Italy desperate for Pirlo inspiration
The aghast faces in the Italian contingent in the Nelspruit crowd could not believe they were watching a side which went all the way four years ago while New Zealand supporters were in dreamland as the bench jumped for delight at fulltime.
The Azzurri, average in their opening 1-1 draw with Paraguay, hardly got in behind New Zealand's stout defence once and when they should have really pushed on in the second half the verve just was not there.
A win against Slovakia in their final group game will put the holders through but a draw could also see the traditional slow starters squeeze into the last 16 if group leaders Paraguay beat New Zealand as is still expected.
Another laboured point for Italy at Johannesburg's Ellis Park on Thursday could equally spell doom if New Zealand manage a result against Paraguay and stun the soccer fraternity.
Ricki Herbert's side, who drew 1-1 with Slovakia first up, again proved the doubters wrong by playing to their strength in the air, setting their stall out and never wavering in the face of albeit half-hearted Italian pressure.
Italy had been warned about their difficulty defending free kicks into the box in Monday's draw with Paraguay where floundering centre back Fabio Cannavaro failed to jump as Antolin Alcaraz headed in.
Six days on and 36-year-old captain Cannavaro made a similar howler, this time connecting with the ball into the box but just letting it drop for New Zealand's Shane Smeltz to prod into the net on seven minutes.
A slight brush of a New Zealand head as the freekick came in could have prompted an offside flag but the fact the All Whites managed to cause bedlam in the Italy box so early showed the Azzurri had not fully heeded Marcello Lippi's words.
He had drummed into them that New Zealand were good in the air and dangerous from dead balls and yet that is exactly how they scored with the first real chance.

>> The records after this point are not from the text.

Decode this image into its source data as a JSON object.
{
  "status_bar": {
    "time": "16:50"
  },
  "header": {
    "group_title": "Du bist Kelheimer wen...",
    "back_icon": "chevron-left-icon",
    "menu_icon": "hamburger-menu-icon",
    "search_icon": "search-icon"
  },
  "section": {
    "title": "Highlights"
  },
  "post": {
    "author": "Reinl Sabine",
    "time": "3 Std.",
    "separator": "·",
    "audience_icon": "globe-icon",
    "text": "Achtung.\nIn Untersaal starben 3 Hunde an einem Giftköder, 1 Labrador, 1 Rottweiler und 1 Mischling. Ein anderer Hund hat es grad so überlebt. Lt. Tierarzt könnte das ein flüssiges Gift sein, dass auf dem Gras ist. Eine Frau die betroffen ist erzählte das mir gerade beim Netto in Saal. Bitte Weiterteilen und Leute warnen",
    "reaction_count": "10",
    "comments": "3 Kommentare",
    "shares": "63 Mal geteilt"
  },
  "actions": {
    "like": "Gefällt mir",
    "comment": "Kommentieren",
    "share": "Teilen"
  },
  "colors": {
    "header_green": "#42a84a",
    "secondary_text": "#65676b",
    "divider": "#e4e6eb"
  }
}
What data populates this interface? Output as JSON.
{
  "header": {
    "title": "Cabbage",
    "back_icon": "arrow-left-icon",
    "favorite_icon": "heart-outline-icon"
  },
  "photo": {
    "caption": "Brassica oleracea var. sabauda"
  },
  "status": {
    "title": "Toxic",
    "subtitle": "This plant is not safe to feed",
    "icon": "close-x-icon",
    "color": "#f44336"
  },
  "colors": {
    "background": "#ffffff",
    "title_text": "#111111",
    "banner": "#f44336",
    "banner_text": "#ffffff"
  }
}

Italian pundits will again question Lippi's reliance on Cannavaro, who won the world player of the year award for leading his side to 2006 glory but is struggling badly now in the twilight of his career as a lack of height is exposed.
But it was not just in defence that Italy again looked lacklustre, given they had to rely on a dubious 29th minute penalty from Vincenzo Iaquinta to draw level after Daniele De Rossi fell following shirt-tugging from Tommy Smith.
The midfield failed to offer any sort of spark or creativity with Andrea Pirlo still out with injury and Lippi will now be desperate for his 2006 hero to have shrugged off a calf injury in time to face Slovakia.
Simone Pepe, substituted at half time, pumped too many long balls forward and De Rossi was not as precise as he can be with his passing while he dropped so deep at times he stood between his centre backs.
Striker Alberto Gilardino was also hauled off at the break after again barely touching the ball and his replacement Antonio Di Natale offered more directness and is likely to keep his place against the Slovaks.